A Public Sphere for Poetry, Politics, and Nature
The November rain rat-tats, beads on the window.
I scratch words, anxious birds on a yellow pad.
In your cottage in Wiltshire, perhaps you are writing.
Your anguished Asiatic eyes almost disappearing in your full
brown face, your beard grey, grown long, like a mullah.
Not the fastidious elf-man of forty years ago, when I first met
your shattered expatriates. I hear your voice drop to a whisper—
Simple people write simple things. I am not a simple person.
What panic drove you, nearly killed you at Oxford? Just in time,
the gas meter ran out. You have been my eyes:
Mombai Karachi Buenos Aires Port au Spain Kampala
You called them half-made societies. How did you survive Trinidad—
There wasn’t even a proper general store.Years ago
you traveled the American South, taken with black churches,
rednecks, country music. What would you make of
our mud-green Monongahela, abandoned towns?
The world is what it is; men who are nothing, who allow
themselves to become nothing, have no place in it.
I think: apocalyptic dawn. An orange sun melts the clouds.
The leaves hang on for another day like gold doubloons.
Like you, I believe in no saviors, no holy men. I think of America:
our squandered riches, self-inflicted wounds. I hear your
icy riposte— Hate oppression; fear the oppressed.
For years, I’ve thought of you as my venerable distant uncle:
acerbic, edgy, master of disenchantment. You who wear
the world like a hair shirt. Your imagination, the cauldron
purging the dross, creating something pure, unholy.
Do you see the slick-black flight of birds?

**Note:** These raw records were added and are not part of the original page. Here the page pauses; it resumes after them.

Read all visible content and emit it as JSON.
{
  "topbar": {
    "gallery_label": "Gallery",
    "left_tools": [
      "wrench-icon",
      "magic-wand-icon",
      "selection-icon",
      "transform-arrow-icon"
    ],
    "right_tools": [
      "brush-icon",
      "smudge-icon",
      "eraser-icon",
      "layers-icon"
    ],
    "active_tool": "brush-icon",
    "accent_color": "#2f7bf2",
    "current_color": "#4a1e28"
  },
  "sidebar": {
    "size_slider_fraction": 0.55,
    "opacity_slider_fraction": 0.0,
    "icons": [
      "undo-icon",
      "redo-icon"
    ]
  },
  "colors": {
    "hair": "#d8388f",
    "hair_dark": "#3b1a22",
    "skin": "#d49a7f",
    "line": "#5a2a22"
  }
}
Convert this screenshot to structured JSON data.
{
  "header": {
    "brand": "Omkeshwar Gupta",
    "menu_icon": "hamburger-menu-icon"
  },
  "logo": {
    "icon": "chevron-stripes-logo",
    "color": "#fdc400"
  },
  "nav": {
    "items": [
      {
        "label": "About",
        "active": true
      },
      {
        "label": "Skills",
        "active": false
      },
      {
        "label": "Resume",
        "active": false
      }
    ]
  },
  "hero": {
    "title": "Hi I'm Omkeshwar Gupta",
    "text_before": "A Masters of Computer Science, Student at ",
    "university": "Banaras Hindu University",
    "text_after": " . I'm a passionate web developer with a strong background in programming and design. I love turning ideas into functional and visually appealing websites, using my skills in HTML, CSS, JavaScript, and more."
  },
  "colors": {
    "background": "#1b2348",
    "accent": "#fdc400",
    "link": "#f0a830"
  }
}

The yellow light?
Copyright 2018 Joan E. Bauer
Previously published in The New Renaissance. Included in Vox Populi by permission of the author.